**Instructions to follow**.
Copy every entry below exactly, and keep out the pictures.

══ The data ══

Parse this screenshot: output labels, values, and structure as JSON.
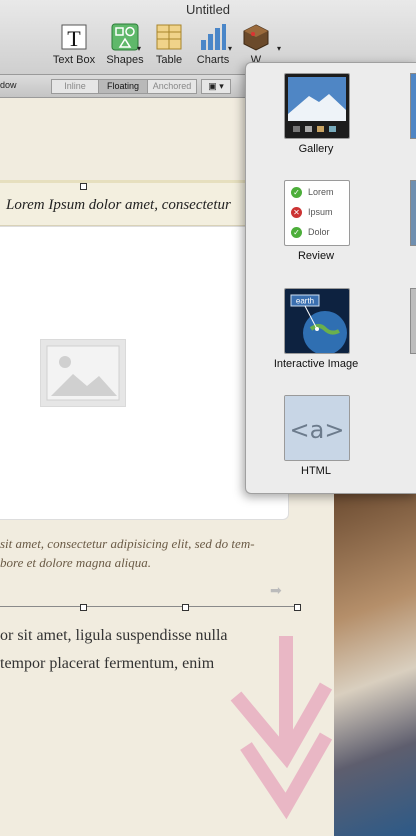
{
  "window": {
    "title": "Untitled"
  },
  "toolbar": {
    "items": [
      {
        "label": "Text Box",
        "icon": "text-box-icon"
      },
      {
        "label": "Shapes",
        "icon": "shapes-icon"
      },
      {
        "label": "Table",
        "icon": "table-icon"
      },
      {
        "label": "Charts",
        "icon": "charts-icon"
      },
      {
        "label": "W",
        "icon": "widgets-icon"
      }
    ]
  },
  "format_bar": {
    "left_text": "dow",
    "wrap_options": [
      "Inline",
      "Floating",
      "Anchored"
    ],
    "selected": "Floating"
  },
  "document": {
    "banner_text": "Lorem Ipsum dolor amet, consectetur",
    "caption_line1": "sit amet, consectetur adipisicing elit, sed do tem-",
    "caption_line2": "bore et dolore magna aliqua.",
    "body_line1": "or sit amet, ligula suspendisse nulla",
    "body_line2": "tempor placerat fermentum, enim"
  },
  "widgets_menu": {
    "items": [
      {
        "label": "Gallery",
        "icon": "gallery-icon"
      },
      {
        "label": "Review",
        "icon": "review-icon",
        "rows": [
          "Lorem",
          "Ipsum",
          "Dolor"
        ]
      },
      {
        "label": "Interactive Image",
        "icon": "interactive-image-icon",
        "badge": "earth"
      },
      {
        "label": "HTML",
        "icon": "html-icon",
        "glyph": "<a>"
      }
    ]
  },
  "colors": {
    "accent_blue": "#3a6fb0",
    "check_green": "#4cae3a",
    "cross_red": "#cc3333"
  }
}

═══

**Solution for this exercise**.
Parse this screenshot: output labels, values, and structure as JSON.
{
  "window": {
    "title": "Untitled"
  },
  "toolbar": {
    "items": [
      {
        "label": "Text Box",
        "icon": "text-box-icon"
      },
      {
        "label": "Shapes",
        "icon": "shapes-icon"
      },
      {
        "label": "Table",
        "icon": "table-icon"
      },
      {
        "label": "Charts",
        "icon": "charts-icon"
      },
      {
        "label": "W",
        "icon": "widgets-icon"
      }
    ]
  },
  "format_bar": {
    "left_text": "dow",
    "wrap_options": [
      "Inline",
      "Floating",
      "Anchored"
    ],
    "selected": "Floating"
  },
  "document": {
    "banner_text": "Lorem Ipsum dolor amet, consectetur",
    "caption_line1": "sit amet, consectetur adipisicing elit, sed do tem-",
    "caption_line2": "bore et dolore magna aliqua.",
    "body_line1": "or sit amet, ligula suspendisse nulla",
    "body_line2": "tempor placerat fermentum, enim"
  },
  "widgets_menu": {
    "items": [
      {
        "label": "Gallery",
        "icon": "gallery-icon"
      },
      {
        "label": "Review",
        "icon": "review-icon",
        "rows": [
          "Lorem",
          "Ipsum",
          "Dolor"
        ]
      },
      {
        "label": "Interactive Image",
        "icon": "interactive-image-icon",
        "badge": "earth"
      },
      {
        "label": "HTML",
        "icon": "html-icon",
        "glyph": "<a>"
      }
    ]
  },
  "colors": {
    "accent_blue": "#3a6fb0",
    "check_green": "#4cae3a",
    "cross_red": "#cc3333"
  }
}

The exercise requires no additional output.